The problem is that these are not trivial changes. Some are founded on decisions that could cause a raft of employment tribunal claims and employers have to do all they can to mitigate that effect.
Employment tribunals in 2021:
Certainly, working from home is a well-discussed topic and the section of any employment contract about ‘normal place of work’ will be one that will have permanently changed for many people. But while moving work from office-based to a hybrid or fully home-based model will undoubtedly require liaising with employees to find the right balance, this is one hurdle that can be relatively easily overcome.
One of the largest changes from working from home will be company policy and how to manage and measure workloads as well as the productivity of employees. Doing this correctly can make sure that employees are cared for and promoted when deserved. It is a move that will take time, but it should result in greater results rather than negative tribunals.
However, there are some areas that are not as easily handled with negotiation and communication between employer and employee.
The pandemic triggers a rise in employment tribunal cases
Already, in the past financial year as courts and tribunals were running at a low capacity, almost 117,926 tribunals were heard in court – higher than the 10-year average of 116,916.
While the majority of these cases were down to unfair dismissal (23,904), something we expect to see at a time of recession, almost 15,000 were attributed to breach of contract and more than 700 to religion or belief discrimination.
The situation we find ourselves in is rife with conflicting emotions, opinions and beliefs (including vaccine hesitancy). There is the potential to create serious friction in offices that were close-knit before the pandemic.
While it is doubtful that employees who have a strongly held belief that vaccines are harmful to public health (anti-vaxxers) will amount to a protected belief under the Equality Act 2010 there is no case law specifically on this point.
However, it is possible that the protected characteristic of religious or philosophical belief could protect certain religious or moral objections to the vaccine, for example, gelatine derived from pigs is often used in mass-produced vaccines and this may be a concern for Muslim, Hindu, vegan or vegetarian employees.
Although there is no gelatine in the COVID-19 vaccines currently available, shark liver oil is being considered for one of the new vaccines. Other employees may reject the vaccine because embryonic tissue was used to test or develop the vaccine.
A difficult balancing act for all sectors
For those in healthcare, such as care homes, there is already a move to make COVID vaccination mandatory.

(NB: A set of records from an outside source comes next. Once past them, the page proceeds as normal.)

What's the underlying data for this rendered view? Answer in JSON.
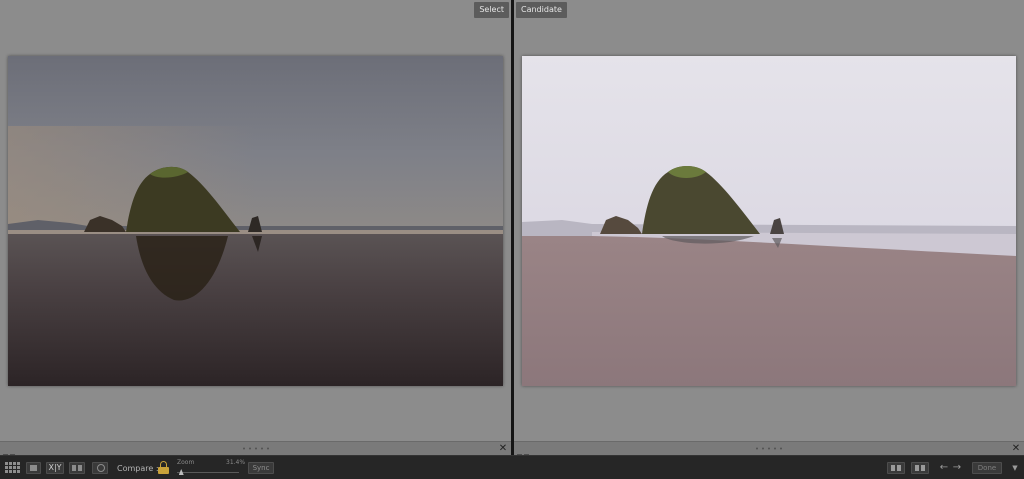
{
  "left_panel": {
    "label": "Select"
  },
  "right_panel": {
    "label": "Candidate"
  },
  "film_strip": {
    "close_glyph": "✕"
  },
  "toolbar": {
    "view_icons": [
      "grid-view-icon",
      "loupe-view-icon",
      "compare-view-icon",
      "survey-view-icon",
      "people-view-icon"
    ],
    "compare_view_text": "X|Y",
    "compare_label": "Compare :",
    "zoom_label": "Zoom",
    "zoom_value": "31.4%",
    "zoom_level": 0.06,
    "sync_label": "Sync",
    "done_label": "Done",
    "prev_glyph": "←",
    "next_glyph": "→",
    "menu_glyph": "▼"
  },
  "colors": {
    "panel_background": "#8c8c8c",
    "toolbar_background": "#262626",
    "lock_accent": "#c9a23a"
  }
}
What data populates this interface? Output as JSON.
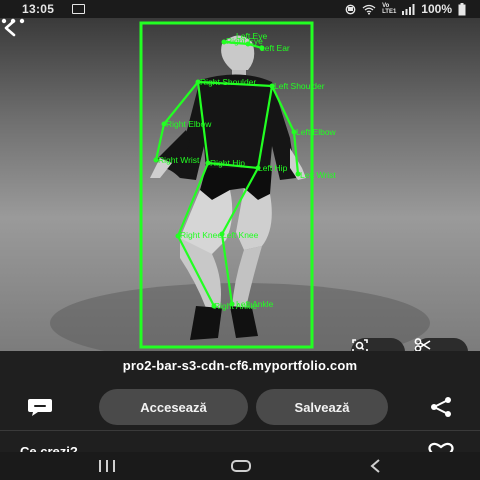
{
  "status": {
    "time": "13:05",
    "network_top": "Vo",
    "network_bottom": "LTE1",
    "battery": "100%"
  },
  "photo": {
    "labels": {
      "right_eye": "Right Eye",
      "left_eye": "Left Eye",
      "left_ear": "Left Ear",
      "right_shoulder": "Right Shoulder",
      "left_shoulder": "Left Shoulder",
      "right_elbow": "Right Elbow",
      "left_elbow": "Left Elbow",
      "right_wrist": "Right Wrist",
      "right_hip": "Right Hip",
      "left_hip": "Left Hip",
      "left_wrist": "Left Wrist",
      "right_knee": "Right Knee",
      "left_knee": "Left Knee",
      "right_ankle": "Right Ankle",
      "left_ankle": "Left Ankle"
    },
    "overlay_color": "#22ff22"
  },
  "url": "pro2-bar-s3-cdn-cf6.myportfolio.com",
  "actions": {
    "access_label": "Accesează",
    "save_label": "Salvează"
  },
  "comments": {
    "prompt": "Ce crezi?"
  },
  "icons": [
    "back-icon",
    "more-icon",
    "lens-icon",
    "scissors-icon",
    "comment-icon",
    "share-icon",
    "heart-icon"
  ]
}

It is unlikely that this can be mirrored in the office as there is a lower likelihood of being in direct contact with vulnerable people.
However, unilaterally imposing changes to contracts or only placing the change in a policy which the employee is not made aware of could result in a flood of claims that the care sector can ill-afford to face when its capacity is at breaking point.
While the health and care sector considers the raft of changes it must make in order ensure its employees are vaccinated, the balancing act for other sectors is much more delicate.
To give the best chance of avoiding accusations of discrimination the best approach for businesses is to communicate and engage with employees regularly. Made to measure contracts, policies and working arrangements to fit around all ranges of conflicting anxieties and beliefs in the office will be needed.
Giving employees notice to adapt to policy change will be essential. This pandemic has been found by various studies to cause anxiety and depression and it will continue to do so. And after spending more than a year adapting rapidly to changing circumstances, policy changes cannot simply be sprung upon increasingly vulnerable employees at short notice.
These difficulties will also be compounded by addressing the balance between those who get a COVID-19 vaccination and those that refuse to, as is their right. The key may be flexibility in the contract, listening to employees on a case-by-case basis and viewing the matter through legal eyes to avoid emotion.
There are almost 16 million people in the UK that could return to a place of work in the future and every one of them has had their own experience of the pandemic. There will be just as many people glad to return to the office as those unhappy to do so.
No one said a return to office was going to be easy and this climate will cause tribunal claims and disputes between employer and employee. However, if employers can perform a difficult contractual, policy and logistical dance they should be able to make sure that when we do return to the office as many opinions and beliefs as possible are catered for preventing many disputes from arising.
Sarah Begley is employment solicitor at The Wilkes Partnership